MO: Operators in Customer Service Centers have a tough job. They receive complaints and have to listen to angry customers all day long. In most companies, they can only listen and record, and have no authority to solve the problem. This further delays the solution, as the agent has to find someone in charge who is available to help.
With Jidoka, we go the opposite direction, which has a huge impact on employee morale. At Amazon, we knew we could not anticipate or prevent all possible scenarios, so we wanted our operators to use their best judgement. To that effect, our job was to provide them with the right information on the potential recurrence of the incident. With this approach, we were eliminating between 50,000 to 100,000 defects per year during my time with the company.
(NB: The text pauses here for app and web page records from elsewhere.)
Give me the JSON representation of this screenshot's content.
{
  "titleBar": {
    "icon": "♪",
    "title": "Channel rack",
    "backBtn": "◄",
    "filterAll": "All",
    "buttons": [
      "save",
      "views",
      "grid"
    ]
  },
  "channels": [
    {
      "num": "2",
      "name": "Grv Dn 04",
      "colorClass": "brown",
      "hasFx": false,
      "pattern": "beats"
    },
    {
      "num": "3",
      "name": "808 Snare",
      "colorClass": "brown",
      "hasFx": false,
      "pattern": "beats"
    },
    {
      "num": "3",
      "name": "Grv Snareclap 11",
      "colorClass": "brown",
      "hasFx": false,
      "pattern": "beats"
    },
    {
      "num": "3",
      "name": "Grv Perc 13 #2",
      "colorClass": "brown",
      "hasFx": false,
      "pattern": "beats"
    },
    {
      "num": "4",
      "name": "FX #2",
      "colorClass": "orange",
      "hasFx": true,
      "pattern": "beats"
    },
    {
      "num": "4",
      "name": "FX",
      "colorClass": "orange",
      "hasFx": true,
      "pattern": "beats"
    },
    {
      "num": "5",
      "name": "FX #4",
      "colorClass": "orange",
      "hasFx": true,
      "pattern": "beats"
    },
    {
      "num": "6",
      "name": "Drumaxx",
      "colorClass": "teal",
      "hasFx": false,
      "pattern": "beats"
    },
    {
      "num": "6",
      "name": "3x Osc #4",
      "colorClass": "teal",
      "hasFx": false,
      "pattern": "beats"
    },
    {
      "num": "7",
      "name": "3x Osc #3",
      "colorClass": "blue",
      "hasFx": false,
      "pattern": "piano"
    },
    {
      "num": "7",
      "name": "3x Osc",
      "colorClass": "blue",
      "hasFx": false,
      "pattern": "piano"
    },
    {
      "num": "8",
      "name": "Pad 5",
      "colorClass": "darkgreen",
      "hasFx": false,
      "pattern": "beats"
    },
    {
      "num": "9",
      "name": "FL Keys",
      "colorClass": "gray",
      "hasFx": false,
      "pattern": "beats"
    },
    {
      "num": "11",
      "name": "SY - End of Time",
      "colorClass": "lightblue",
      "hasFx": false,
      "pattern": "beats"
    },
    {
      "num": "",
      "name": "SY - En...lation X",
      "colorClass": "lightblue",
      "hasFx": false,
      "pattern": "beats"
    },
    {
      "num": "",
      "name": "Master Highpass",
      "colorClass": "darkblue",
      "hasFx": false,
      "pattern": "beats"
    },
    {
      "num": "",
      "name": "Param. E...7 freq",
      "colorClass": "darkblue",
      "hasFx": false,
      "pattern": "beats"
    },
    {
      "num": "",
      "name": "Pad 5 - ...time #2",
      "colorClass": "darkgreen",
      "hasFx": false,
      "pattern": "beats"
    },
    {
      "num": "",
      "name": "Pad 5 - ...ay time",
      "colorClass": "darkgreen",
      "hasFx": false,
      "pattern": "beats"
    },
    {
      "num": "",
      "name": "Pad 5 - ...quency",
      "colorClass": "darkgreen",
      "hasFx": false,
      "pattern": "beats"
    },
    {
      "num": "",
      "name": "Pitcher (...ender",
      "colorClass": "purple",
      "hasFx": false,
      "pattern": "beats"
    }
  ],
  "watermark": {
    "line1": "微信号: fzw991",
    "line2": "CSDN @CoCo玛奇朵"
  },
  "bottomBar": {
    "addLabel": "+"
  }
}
We were right to trust the agents: less than 2.5% of the andon pulls were found to be unnecessary, and most of those were based on a wrong information or on a customer mistake.
There was another advantage: with our system immediately spotting recurrences, we knew customers to be in complete good faith and could treat them as friends (instead of trying to determine whether the mistake had been theirs, for example in handling a box the wrong way and breaking the product inside). Solving a problem is all that really matters.
CC: Any recommendations for our readers?
MO: Lean can only work in customer-centric companies. Pulled flows and Jidoka make no sense if you are mostly focused on your internal processes (whether we are looking at unit cost reduction or optimizing the use of your heavy investments). Just to give you an idea: as a Senior VP at Amazon, I was personally looking at all the andon cords that had pulled and were not solved after two weeks. Customer focus will force you to go and see, solve problems, and learn. That’s what innovation stems from.
Marc Onetto is on the board of Essilor, Flex International and several high-tech companies in the US, Korea and Finland. He started his career working for Exxon, before moving to the medical system business of General Electric (GE), in France and in the US. He led the lean transformation of the manufacturing and supply Chain operations of GE Medical Systems. He later led the turnaround of Solectron, as Executive Vice President of Worldwide Operations, before taking on the position of Senior VP Operations and Customer Service at Amazon.com in 2006. He retired from Amazon in 2013.
Catherine Chabiron is a lean coach and member of the Institut Lean France. She previously held the role of Director of IS Governance at Faurecia, a large French industrial group, working for eight years at the heart of the IS department’s lean transformation.